Embracing My Scars, Inside and Out
So often we look at ourselves with a sense of disdain — a dislike for the person looking back at us in a mirror. So often, the value we place on ourselves is based on an outer image; we use the mere shell that houses us to measure our worth. We measure who we are on the inside based on what we see on the outside, and what’s worse, we use this to draw comparisons of our worth with others.
There aren’t many people I know who can quickly and without hesitation answer the question, “So what do you like/admire about yourself?” The most dreaded question. Nine times out of 10 when we get asked this question, we pause and must think long and hard before answering.
What do you admire about yourself?
Having to undergo surgery of any kind (and in my case open heart surgery) is not easy. It’s a long haul, dreadful, soul-sucking, painful and lonely experience. Never mind the months of anticipation and build-up, knowing full well that your body is not functioning, not coping anymore, knowing that it is shutting down and preparing to, well, die.
We endure, undergo, wake up with a clean bill of health and then continue. Like nothing ever happened. Like our bodies weren’t just sliced open and torn down in order to be built back up again. And what is left after all is said and done? Scars. Bruising. Miles of stitches and staples. A morphed figure of a person you once knew so well with a new, big, scar laying on her chest like a railway track. A constant reminder of what has been, and certainly no promise of what is to be. And somehow after months of recovery, a new normal begins to set in with a combination of the person you once were with an obvious symbol of who you are now. What’s the hardest part of being a medically complex surgery survivor? Afterward. The part no one really talks about.
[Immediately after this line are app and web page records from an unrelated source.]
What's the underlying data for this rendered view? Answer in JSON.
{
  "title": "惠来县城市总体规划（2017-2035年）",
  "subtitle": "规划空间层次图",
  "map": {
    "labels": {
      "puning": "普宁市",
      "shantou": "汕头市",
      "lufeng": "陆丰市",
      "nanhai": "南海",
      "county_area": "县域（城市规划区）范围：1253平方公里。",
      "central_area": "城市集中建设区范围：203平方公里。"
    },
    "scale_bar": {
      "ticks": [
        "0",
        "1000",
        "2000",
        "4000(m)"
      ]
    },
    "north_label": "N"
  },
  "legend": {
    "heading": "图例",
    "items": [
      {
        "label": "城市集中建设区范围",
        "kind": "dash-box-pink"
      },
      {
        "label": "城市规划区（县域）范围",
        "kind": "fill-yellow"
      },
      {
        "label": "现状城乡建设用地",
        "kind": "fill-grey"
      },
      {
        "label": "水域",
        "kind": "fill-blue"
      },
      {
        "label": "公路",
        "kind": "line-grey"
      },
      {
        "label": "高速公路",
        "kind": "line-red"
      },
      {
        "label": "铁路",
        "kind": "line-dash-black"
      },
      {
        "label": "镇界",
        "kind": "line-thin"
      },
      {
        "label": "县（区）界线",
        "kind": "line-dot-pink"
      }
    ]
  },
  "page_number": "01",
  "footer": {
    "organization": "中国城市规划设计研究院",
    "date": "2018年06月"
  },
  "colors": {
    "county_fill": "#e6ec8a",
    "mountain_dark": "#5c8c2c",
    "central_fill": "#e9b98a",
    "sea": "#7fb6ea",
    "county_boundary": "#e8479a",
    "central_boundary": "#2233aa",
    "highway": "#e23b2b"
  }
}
I’ve been a pretty confident person my whole life. I’ve never shied away from talking about what I’ve gone through and what was left behind. Major credit goes to my parents who raised me to be proud of what I’ve been through and wear my scars gracefully. I’ve received a lot of stares from people in shops and restaurants when my scars are visible — I’ve never covered them intentionally. I catch a lot of eyes glancing towards my chest. Is that bad? I don’t know.
People tend to be unaccustomed to anything that doesn’t constitute perfection, and when something is out of the ordinary, we simply do not know how to react. Also, we often think people are more fragile than they are. It seems far easier to stare than to ask. I can understand for some it’s a vulnerable situation to find yourself in. I get it, I’ve been there.
Body positivity is a constant “work in progress” for me. I’ve never come full circle and been OK with everything about my body. But the one thing I wear with pride, with grace and with the most confidence is my scars. Maybe you see them as ugly, that’s OK. Maybe they’re weird to you, that’s OK. Maybe you judge me for being “too comfortable” showing them to the world, that’s OK. It’s not society’s job to understand what they mean to me. It’s mine. Each day they are visible it’s a part of my life I’ve shown you. A strength that came from an incredible vulnerability. I won’t hide it. I won’t hide who I am. It isn’t always easy, especially when you get the stares and the whispers and the looks of horror. But I get it. I do understand.
We can spend a lifetime finding a calm and confidence within ourselves. But whoever you are, scars or no scars, whatever you carry as a result of something that was beyond your control, I have only this to say to you…
Own who you are and what you’ve been through. You are beautiful and worthy and more than enough, and those scars are a reminder of what you have endured. Wear those battle wounds gracefully and show the world what the face of bravery really looks like. Be proud of how far you’ve come.
I’m proud of you, heart warrior, and you are not alone.